PIA25447: What Happened When?
 Target Name:  Mars
 Is a satellite of:  Sol (our sun)
 Mission:  Mars Reconnaissance Orbiter (MRO)
 Spacecraft:  Mars Reconnaissance Orbiter (MRO)
 Instrument:  HiRISE
 Product Size:  2880 x 1800 pixels (w x h)
 Produced By:  University of Arizona/HiRISE-LPL
Other products from ESP_073248_1490
 Full-Res TIFF:  PIA25447.tif (7.735 MB)
 Full-Res JPEG:  PIA25447.jpg (707.1 kB)

Click on the image above to download a moderately sized image in JPEG format (possibly reduced in size from original)

Original Caption Released with Image:

Click here for larger image of PIA25447
Map Projected Browse Image
Click on image for larger version

Studying what happened when tells geologists about the history of Mars. A crater that punched through the surface of Mars reveals multiple layers formed previously below the surface. Half of the crater was then destroyed by the opening of the channel.

Small craters pepper the ejecta blanket of the larger crater but a few are visible in the channel, another clue to its younger age. The most recent signs of activity are the boulders that have tumbled down the sides of the channel.

The map is projected here at a scale of 50 centimeters (19.7 inches) per pixel. (The original image scale is 51.2 centimeters [20.2 inches] per pixel [with 2 x 2 binning]; objects on the order of 154 centimeters [60.6 inches] across are resolved.) North is up.

The University of Arizona, in Tucson, operates HiRISE, which was built by Ball Aerospace & Technologies Corp., in Boulder, Colorado.

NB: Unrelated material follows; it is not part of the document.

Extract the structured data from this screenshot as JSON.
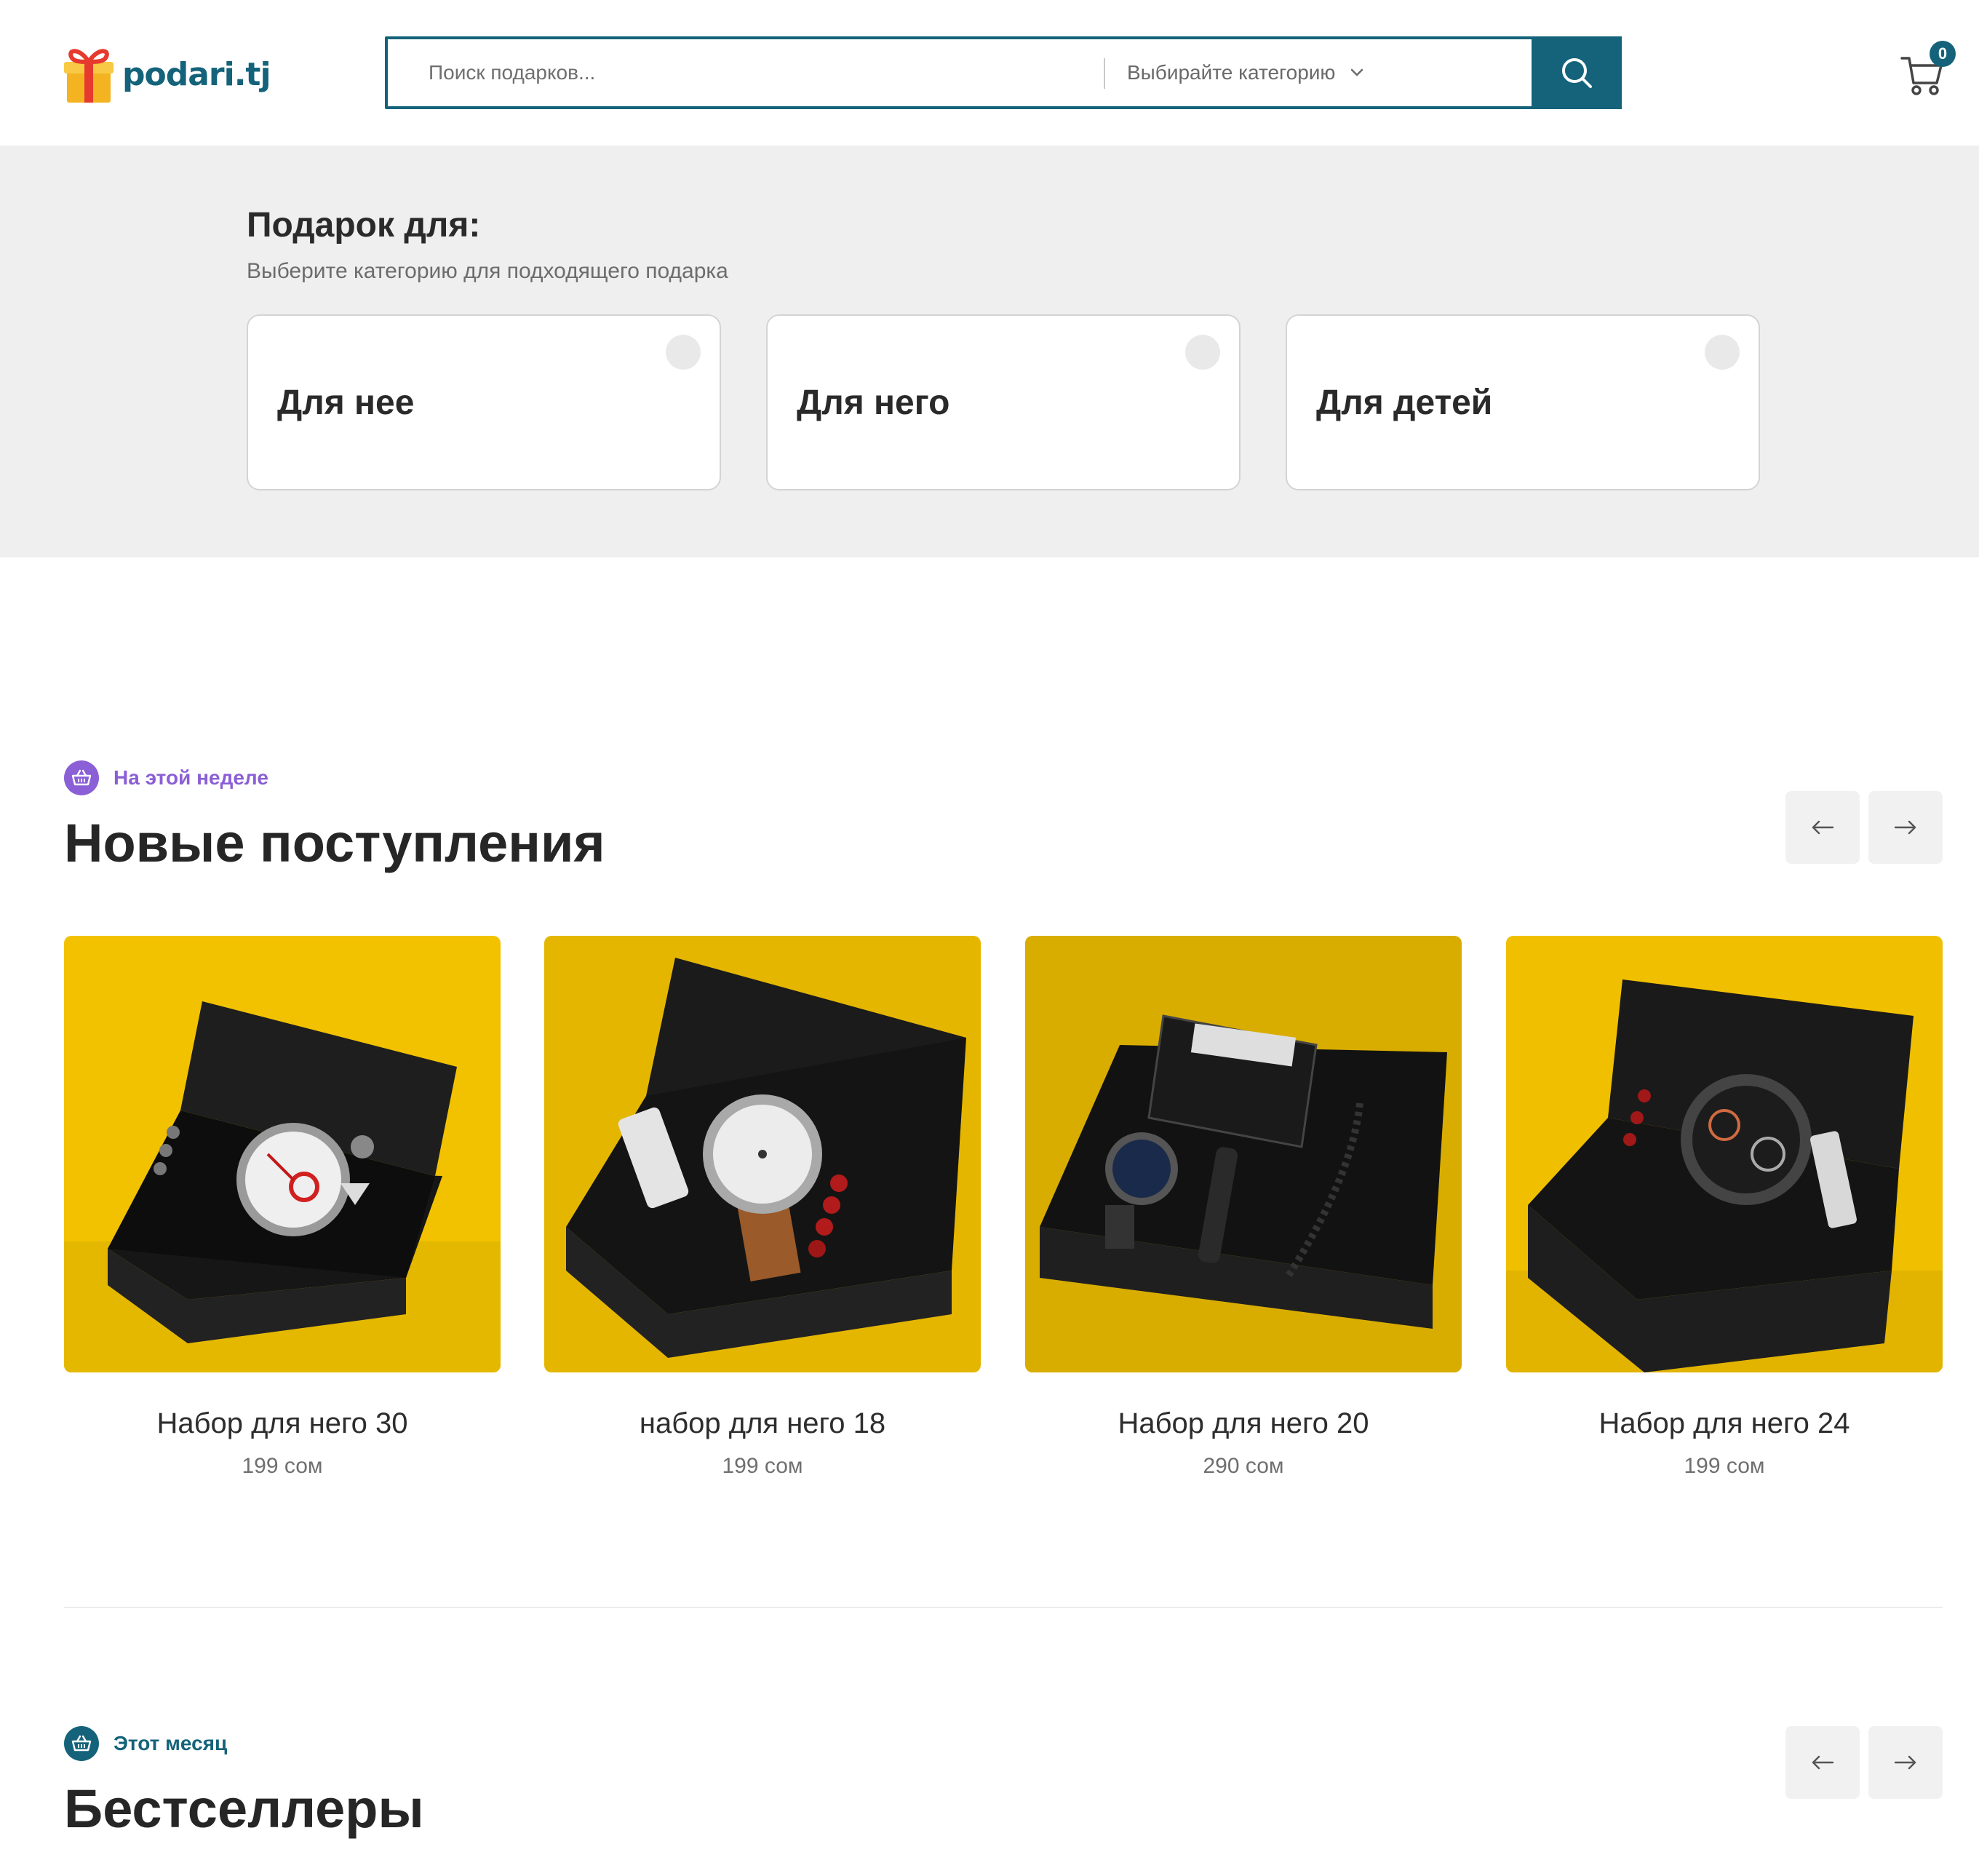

NASA's Jet Propulsion Laboratory, a division of Caltech in Pasadena, California, manages the Mars Reconnaissance Orbiter Project for NASA's Science Mission Directorate, Washington.

Image Credit:
NASA/JPL-Caltech/University of Arizona

Image Addition Date: